That’s not quite the whole story. In fact, David Horowitz was invited by the USC College Republicans to come on campus and protest an Islamic hadith which appeared on an official USC website, calling for the genocide of Jews. His speech was attacked in advance by Students for Justice in Palestine and the USC Progressive Alliance, who made up quotes and attributed them to Horowitz to paint him as an Islamophobe and a racist. Nonetheless, Horowitz was allowed to speak at USC on November 4, 2009.

Later, the USC Vice President of Student Affairs, Michael Jackson, published an open letter in the campus newspaper, attacking the College Republicans for inviting Horowitz. He claimed that Horowitz’s presence “led members of our community, our Muslim students, to feel threatened, unsafe, and betrayed.” This letter was also sent to every official USC student, faculty, and staff email address and was published as an ad in the Daily Trojan, which Jackson controlled. Horowitz responded with a rebuttal, which the Trojan ultimately and reluctantly printed.

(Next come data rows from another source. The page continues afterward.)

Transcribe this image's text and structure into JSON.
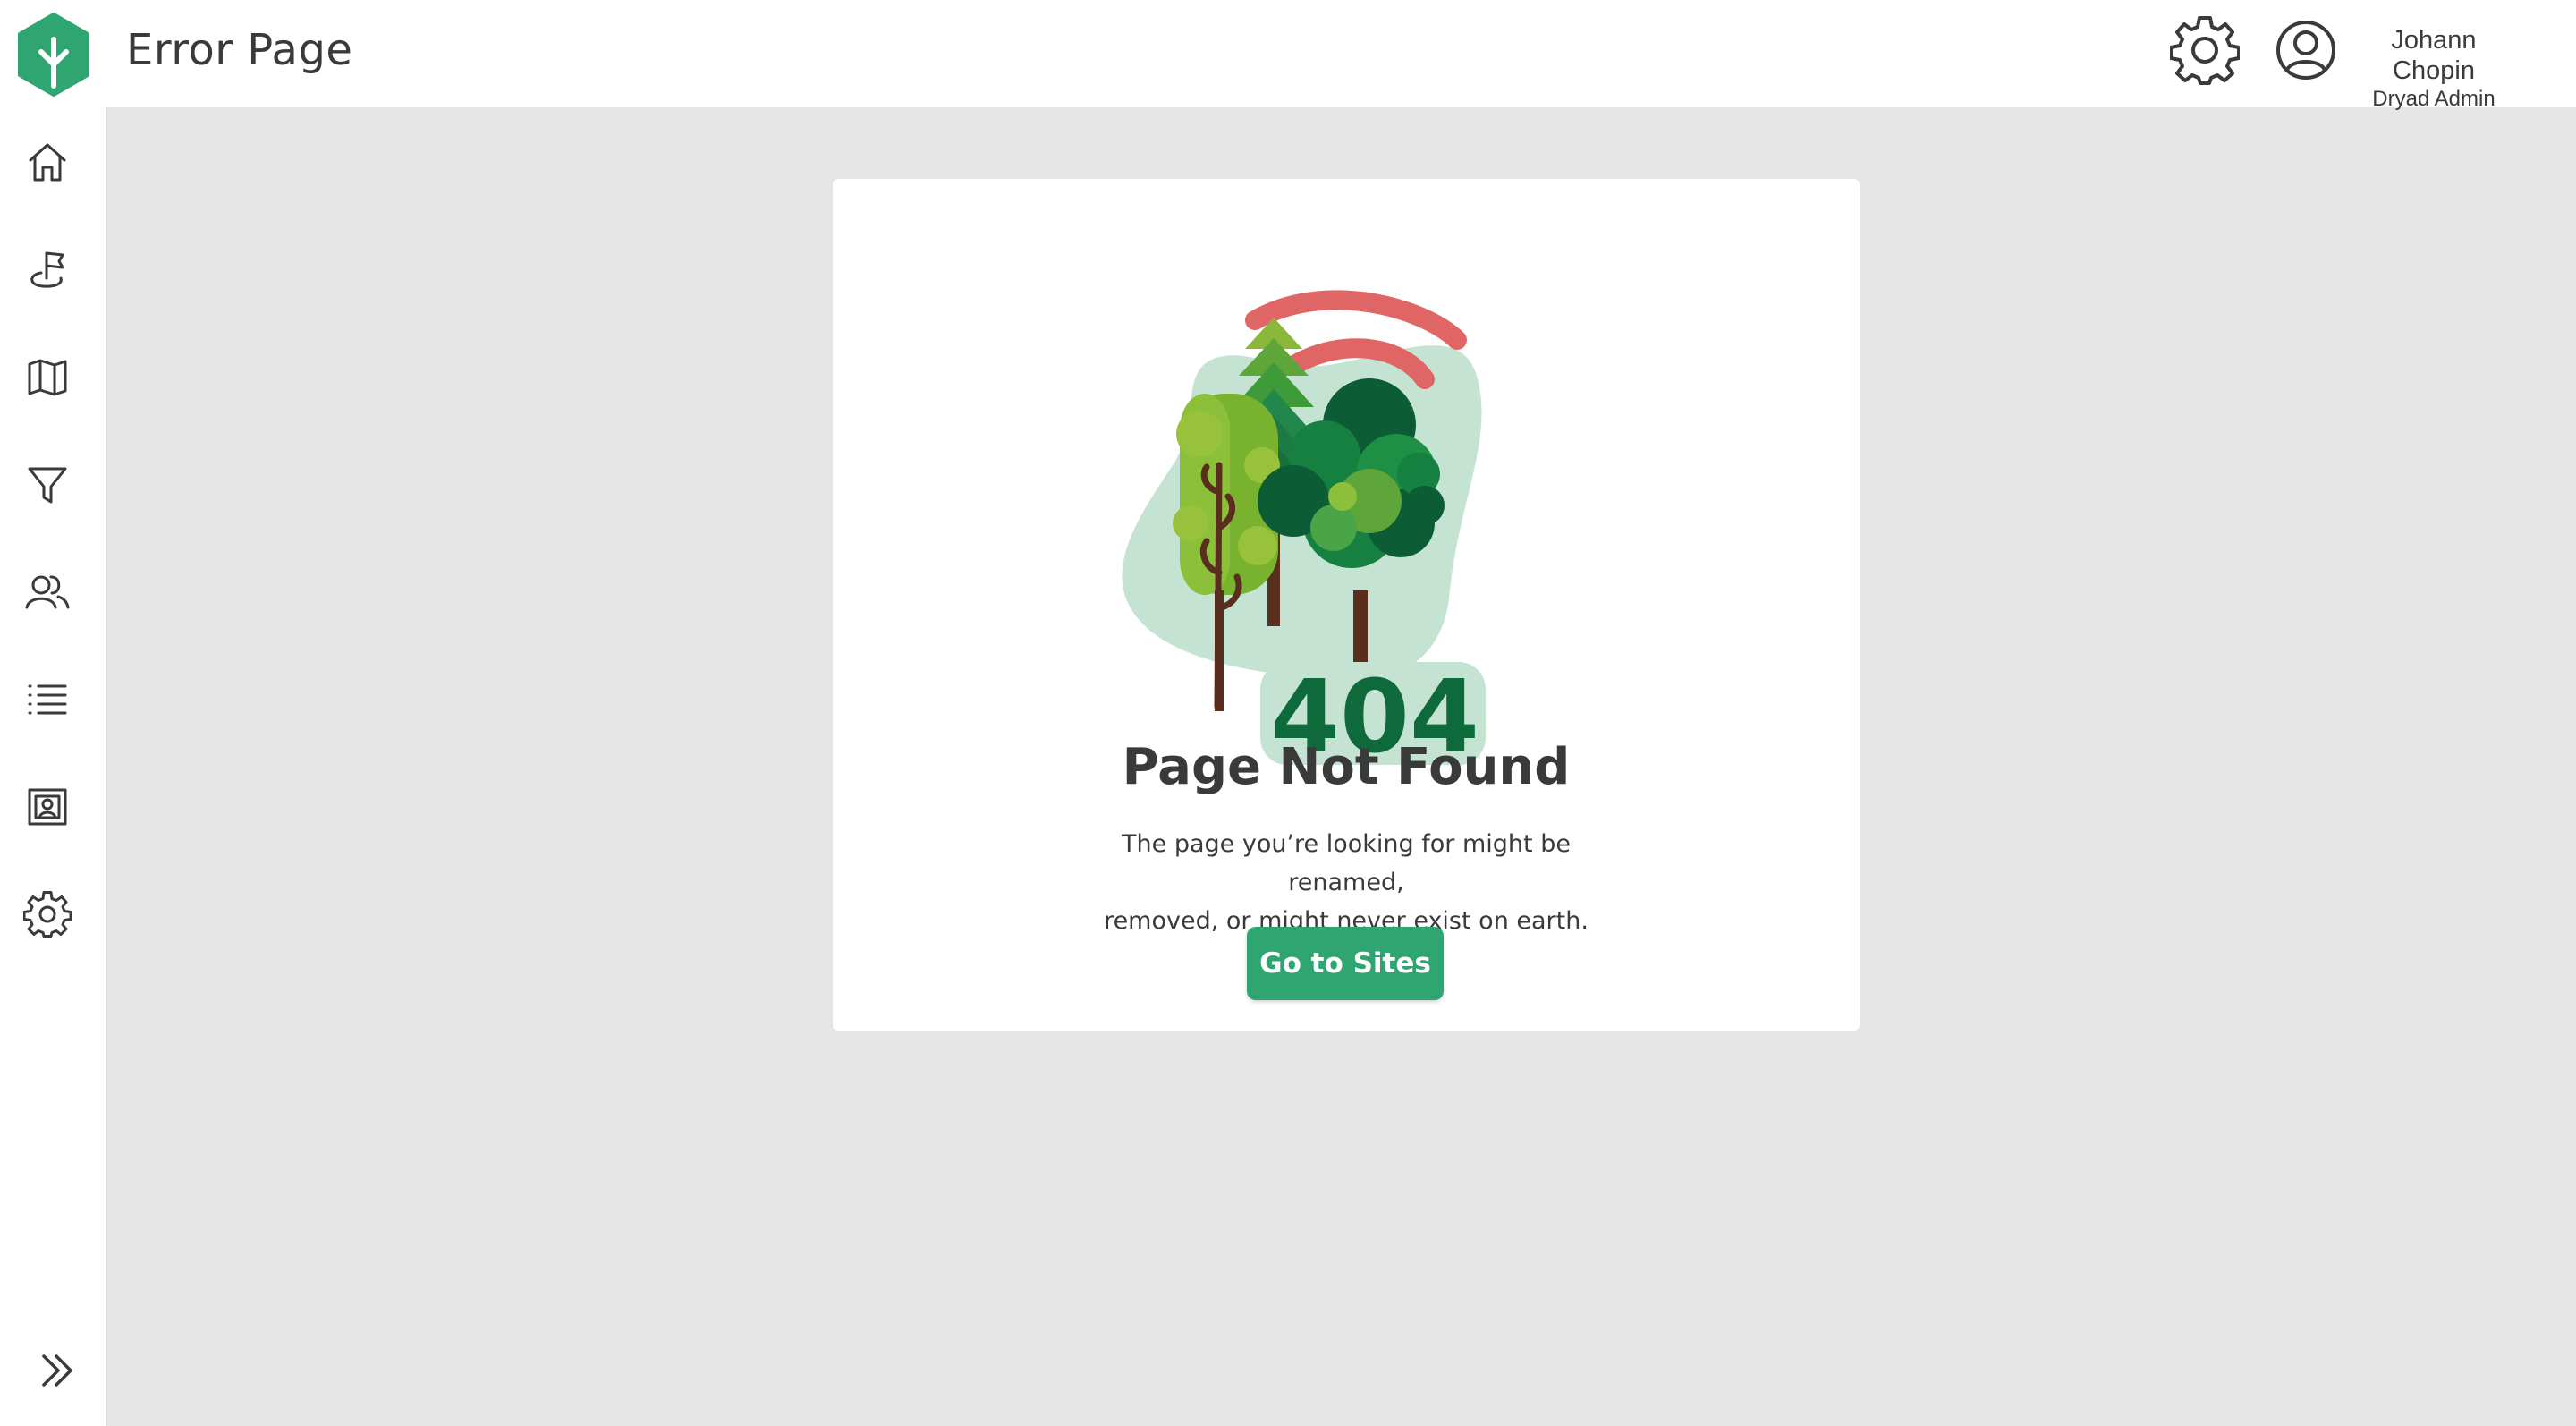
{
  "header": {
    "title": "Error Page",
    "user": {
      "name": "Johann Chopin",
      "role": "Dryad Admin"
    }
  },
  "sidebar": {
    "items": [
      {
        "icon": "home-icon"
      },
      {
        "icon": "planting-site-icon"
      },
      {
        "icon": "map-icon"
      },
      {
        "icon": "filter-icon"
      },
      {
        "icon": "people-icon"
      },
      {
        "icon": "list-icon"
      },
      {
        "icon": "image-gallery-icon"
      },
      {
        "icon": "gear-icon"
      }
    ],
    "collapse_icon": "double-chevron-right-icon"
  },
  "error": {
    "code": "404",
    "title": "Page Not Found",
    "description_line1": "The page you’re looking for might be renamed,",
    "description_line2": "removed, or might never exist on earth.",
    "button_label": "Go to Sites"
  },
  "colors": {
    "brand_green": "#2fa672",
    "dark_green": "#0e6a3a",
    "signal_red": "#e06666",
    "blob": "#c5e3d2",
    "background": "#e5e5e5"
  }
}
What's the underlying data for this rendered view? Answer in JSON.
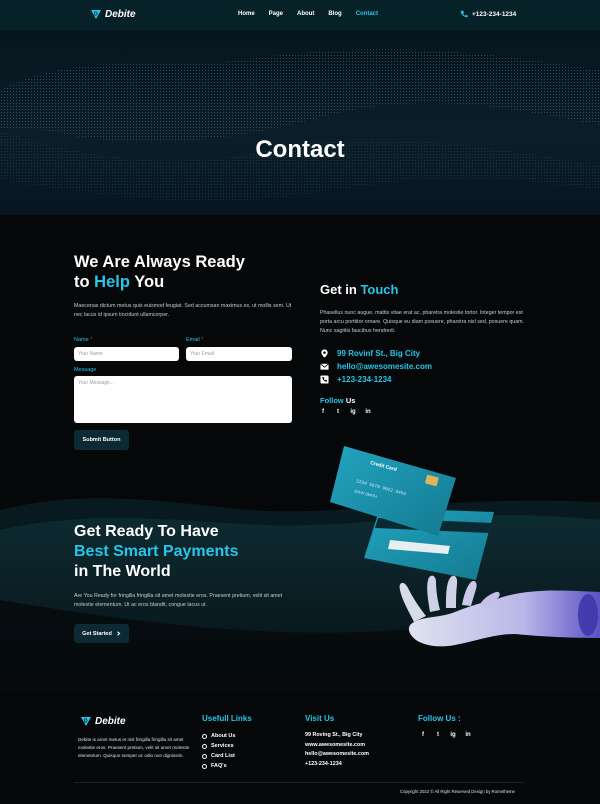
{
  "brand": {
    "name": "Debite",
    "accent": "#26c6e8"
  },
  "nav": {
    "items": [
      "Home",
      "Page",
      "About",
      "Blog",
      "Contact"
    ],
    "active": "Contact",
    "phone": "+123-234-1234",
    "phone_icon": "phone-icon"
  },
  "hero": {
    "title": "Contact"
  },
  "contact_form": {
    "heading_line1": "We Are Always Ready",
    "heading_line2_prefix": "to ",
    "heading_line2_accent": "Help",
    "heading_line2_suffix": " You",
    "description": "Maecenas dictum metus quis euismod feugiat. Sed accumsan maximus ex, ut mollis sem. Ut nec lacus id ipsum tincidunt ullamcorper.",
    "name_label": "Name",
    "name_placeholder": "Your Name",
    "email_label": "Email",
    "email_placeholder": "Your Email",
    "message_label": "Message",
    "message_placeholder": "Your Message...",
    "required_mark": "*",
    "submit_label": "Submit Button"
  },
  "get_in_touch": {
    "heading_prefix": "Get in ",
    "heading_accent": "Touch",
    "description": "Phasellus nunc augue, mattis vitae erat ac, pharetra molestie tortor. Integer tempor est porta arcu porttitor ornare. Quisque eu diam posuere, pharetra nisl sed, posuere quam. Nunc sagittis faucibus hendrerit.",
    "address": "99 Rovinf St., Big City",
    "email": "hello@awesomesite.com",
    "phone": "+123-234-1234",
    "follow_prefix": "Follow ",
    "follow_suffix": "Us",
    "social": [
      "f",
      "t",
      "ig",
      "in"
    ]
  },
  "cta": {
    "line1": "Get Ready To Have",
    "line2": "Best Smart Payments",
    "line3": "in The World",
    "description": "Are You Ready for fringilla fringilla sit amet molestie eros. Praesent pretium, velit sit amet molestie elementum.  Ut ac eros blandit, congue lacus ut.",
    "button_label": "Get Started",
    "button_icon": "chevron-right-icon",
    "card_title": "Credit Card",
    "card_number": "1234 5678 9012 3456",
    "card_holder": "JOHN SMITH"
  },
  "footer": {
    "about": "Debite is amet metus et nisl fringilla fringilla sit amet molestie eros. Praesent pretium, velit sit amet molestie elementum. Quisque semper ac odio non dignissim.",
    "useful_links_title": "Usefull Links",
    "useful_links": [
      "About Us",
      "Services",
      "Card List",
      "FAQ's"
    ],
    "visit_title": "Visit Us",
    "visit": [
      "99 Roving St., Big City",
      "www.awesomesite.com",
      "hello@awesomesite.com",
      "+123-234-1234"
    ],
    "follow_title": "Follow Us :",
    "copyright": "Copyright 2022 © All Right Reserved Design by Rometheme"
  }
}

In his MSA West conference presentation, Mir didn’t offer specifics about objectionable Horowitz statements. He didn’t need to; it was enough for him to simply use unsubstantiated, demonizing labels: “racist, homophobic, and Islamophobic.” Because for radicals like Mir (and his allies in the unholy alliance of the left and Muslim fundamentalists), those labels suppress debate and misrepresent the substance and philosophy of their opponents like Horowitz.

Mir went on to condemn the atheist anti-Islam writer Ayaan Hirsi Ali as “as much an extremist as Osama bin Laden,” because of her assertion that Muslims would be better off converting to Christianity. That’s right – he considers Hirsi Ali as much of an extremist as the man who ordered the World Trade Center massacre and other acts of terrorism. The man who was the living inspiration for violent jihadists worldwide. No student in the auditorium raised an objection.

Read more at Front Page

Mark Tapson, a Hollywood-based writer and screenwriter, is a Shillman Journalism Fellow at the Freedom Center. He focuses on the politics of popular culture.